WE ARE SORRY TO ANNOUNCE THAT THE RAM CLUB IS NOW CLOSED
Many tributes to the Ram Club have been sent by performers, agents, other clubs, audience members and others since the announcement of its closure. Click below to read what the likes of Kate Rusby and Cara Dillon – or even you yourself – have said about the club… (Click on “Ram Tributes” to read on the website, or click “Download” for a version on your own device.)
You can also listen to Bob and Maggie Wood talking about the amazing times had at the Ram Club and the reasons for it closing in an interview broadcast by Brooklands Radio…
And to see photos, taken by Matthew Phillips, of our Last Hoorah party on Friday September 10 2021, go to our Gallery page and select the Photos page.
OUR CLOSURE ANNOUNCEMENT
As you might be aware, we had planned to reopen the club in September after a closure of 18 months due to the Covid-19 outbreak. However, with huge sadness we now have to announce that, after a great deal of agonising and heartache, we have come to a reluctant decision to close our beloved Ram Club.
Maggie and Bob Wood have been working almost continuously over the past year to prepare for a reopening, negotiating with artists and creating a programme. But closer examination of the issues affecting the club in a post-pandemic era, and the changing circumstances of the organising group, make the decision inevitable. Either way, as you might imagine, it’s not a conclusion arrived at quickly or lightly.
The background is that, having been organisationally involved with folk clubs pretty much all their lives and at the Ram since its inception in 1983, Maggie and Bob wished, for their part and with or without Covid considerations – to relinquish their role in the day-to-day running of the club.

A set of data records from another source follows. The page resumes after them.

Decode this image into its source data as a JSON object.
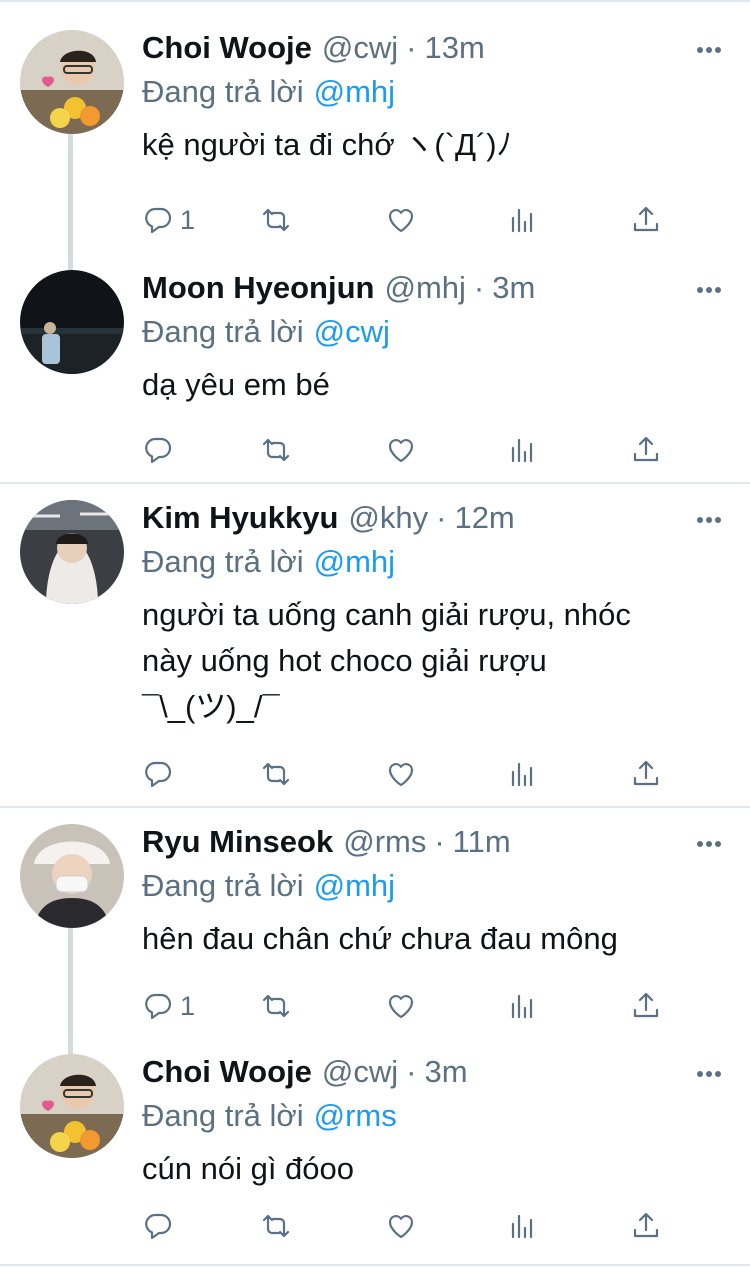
{
  "replying_prefix": "Đang trả lời",
  "tweets": [
    {
      "name": "Choi Wooje",
      "handle": "@cwj",
      "separator": "·",
      "time": "13m",
      "reply_to": "@mhj",
      "text": "kệ người ta đi chớ ヽ(`Д´)ﾉ",
      "reply_count": "1"
    },
    {
      "name": "Moon Hyeonjun",
      "handle": "@mhj",
      "separator": "·",
      "time": "3m",
      "reply_to": "@cwj",
      "text": "dạ yêu em bé",
      "reply_count": ""
    },
    {
      "name": "Kim Hyukkyu",
      "handle": "@khy",
      "separator": "·",
      "time": "12m",
      "reply_to": "@mhj",
      "text": "người ta uống canh giải rượu, nhóc\nnày uống hot choco giải rượu\n¯\\_(ツ)_/¯",
      "reply_count": ""
    },
    {
      "name": "Ryu Minseok",
      "handle": "@rms",
      "separator": "·",
      "time": "11m",
      "reply_to": "@mhj",
      "text": "hên đau chân chứ chưa đau mông",
      "reply_count": "1"
    },
    {
      "name": "Choi Wooje",
      "handle": "@cwj",
      "separator": "·",
      "time": "3m",
      "reply_to": "@rms",
      "text": "cún nói gì đóoo",
      "reply_count": ""
    }
  ],
  "icons": {
    "reply": "reply-icon",
    "retweet": "retweet-icon",
    "like": "heart-icon",
    "views": "views-icon",
    "share": "share-icon",
    "more": "more-icon"
  },
  "colors": {
    "mention": "#1d9bf0",
    "secondary_text": "#5b7083",
    "divider": "#e1e8ed",
    "thread_line": "#d5dade"
  }
}
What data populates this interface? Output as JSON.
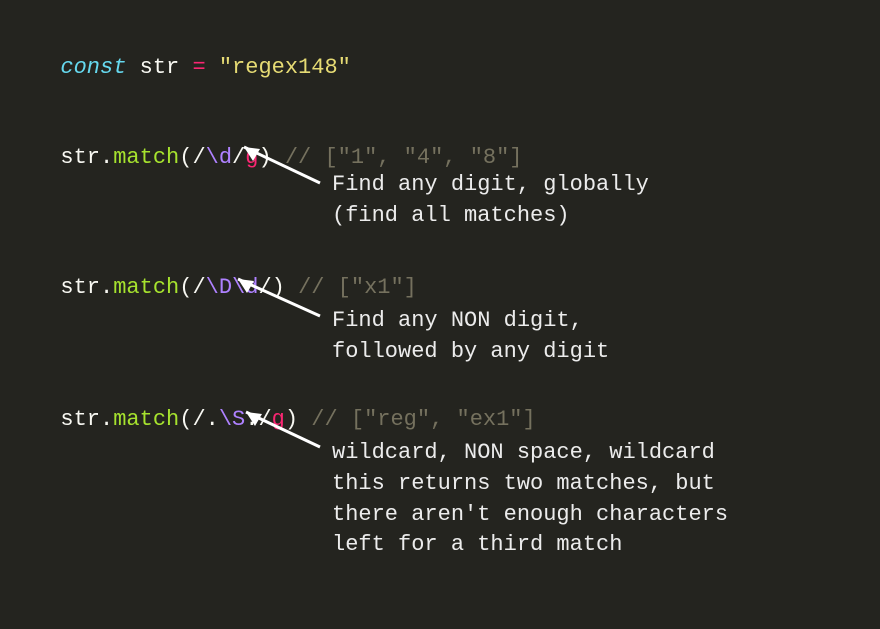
{
  "line1": {
    "const": "const",
    "sp1": " ",
    "var": "str",
    "sp2": " ",
    "eq": "=",
    "sp3": " ",
    "string": "\"regex148\""
  },
  "line2": {
    "obj": "str",
    "dot": ".",
    "method": "match",
    "lp": "(",
    "s1": "/",
    "esc": "\\d",
    "s2": "/",
    "flag": "g",
    "rp": ")",
    "sp": " ",
    "comment": "// [\"1\", \"4\", \"8\"]"
  },
  "line3": {
    "obj": "str",
    "dot": ".",
    "method": "match",
    "lp": "(",
    "s1": "/",
    "esc1": "\\D",
    "esc2": "\\d",
    "s2": "/",
    "rp": ")",
    "sp": " ",
    "comment": "// [\"x1\"]"
  },
  "line4": {
    "obj": "str",
    "dot": ".",
    "method": "match",
    "lp": "(",
    "s1": "/",
    "d1": ".",
    "esc": "\\S",
    "d2": ".",
    "s2": "/",
    "flag": "g",
    "rp": ")",
    "sp": " ",
    "comment": "// [\"reg\", \"ex1\"]"
  },
  "ann1": "Find any digit, globally\n(find all matches)",
  "ann2": "Find any NON digit,\nfollowed by any digit",
  "ann3": "wildcard, NON space, wildcard\nthis returns two matches, but\nthere aren't enough characters\nleft for a third match"
}
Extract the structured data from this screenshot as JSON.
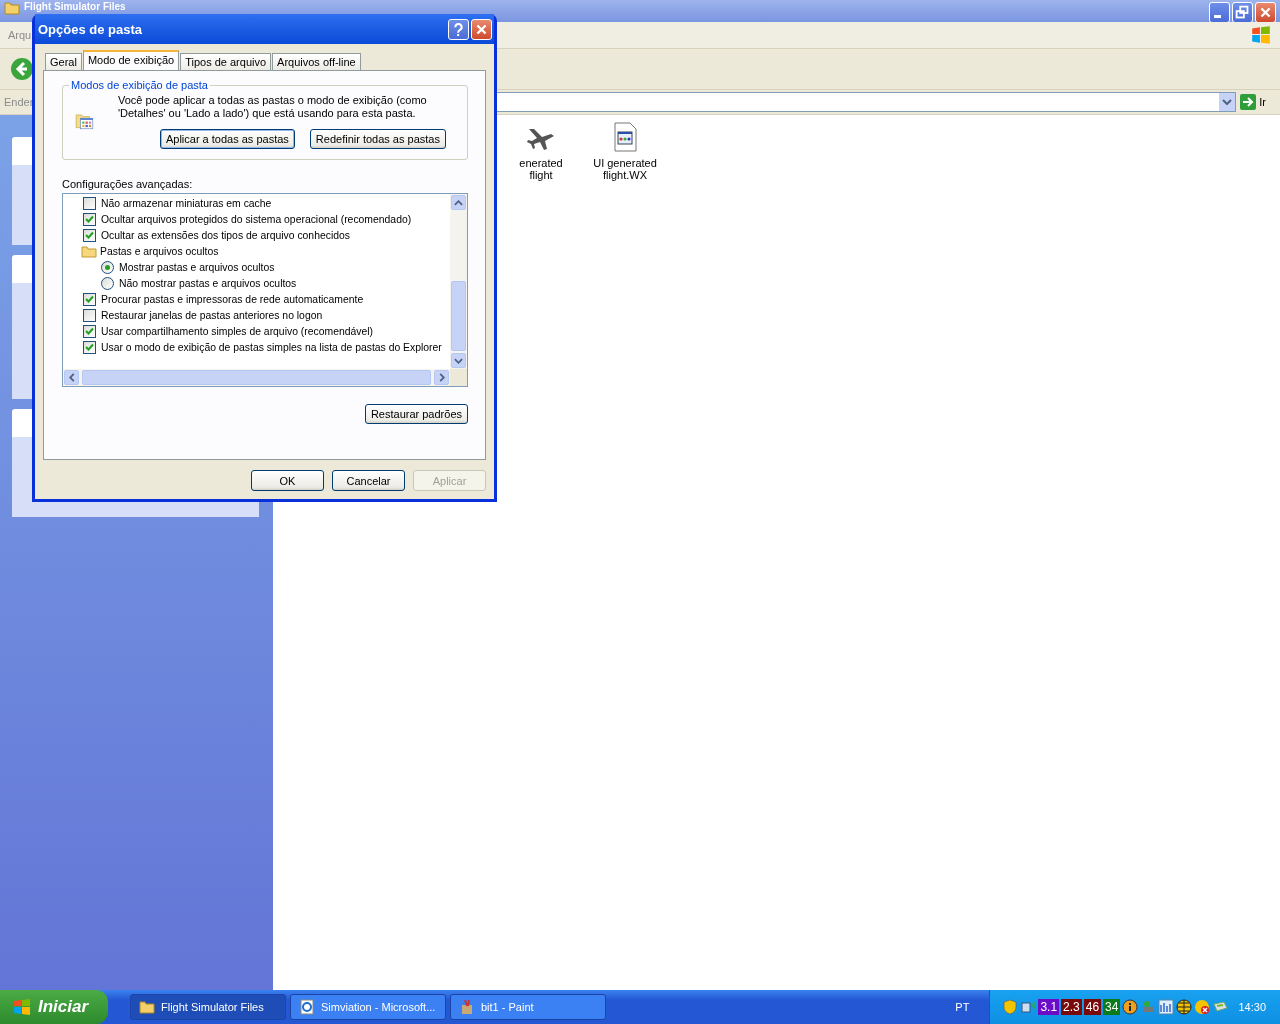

Moving on from there, however, it states only the obvious that the Ram’s doors have already had to be closed for a year and that we’re certainly not out of the woods yet. It’s clear that a post-pandemic world is likely to pose a raft of challenges to the running and viability of small indoor live music venues, such as the Ram.
Having therefore reflected and discussed at length with co-organisers and considering every option, all have agreed, after much soul-searching, to call it a day. Better that, we believe, than to struggle on with a reduced offering. That’s not how any of us wish to remember the Ram!
So, it’s the end of a truly unforgettable era. Running the club since 1983 has been an absolute privilege and joy for “Teams Ram”, past and present. The club owes so many debts of gratitude – to the countless, stellar musicians who have graced the Ram; to their agents and management teams; to all our regular floor singers; to the club’s many landlords down the years, but with a special mention to JJ and Georgie Griffin for giving us such strong support and leeway at the Old Cranleighans; and to all of those who performed so much unsung work behind the scenes.
But, above all, the greatest thanks go without question to those who have made it all worthwhile – that’s you, the club’s incredible, loyal and enthusiastic audiences. Down the years, we’ve enjoyed such tremendous support and devotion without which it would all have been, well, pointless. Because the Ram was always about much more than the music, vital though that was. Together, in the special atmosphere which you created, we’ve enjoyed so much Friday night laughter and forged so many lasting friendships along the way.
We’re just sorry and disappointed in these pandemic times to be springing the news in the form of this email. It’s not at all how we’d have wished it. But we do intend to say goodbye properly as soon as Covid precautions permit, and we hope very much to throw a party (probably outdoors😀) at the Old Cranleighans. It’s too soon to fix a date, obviously, but we’ll be working on a plan to go out in style and will send further details when the way ahead is clearer.
We wish you all well and will be in touch soon.
The Ram Club featured some of the world’s finest musicians on stage every Friday night and was one of the most successful acoustic music venues in the UK. The atmosphere was informal and this was reflected in the warmth and intimacy of the weekly concerts. It was called a club but everyone, whether a member or not, was made more than welcome.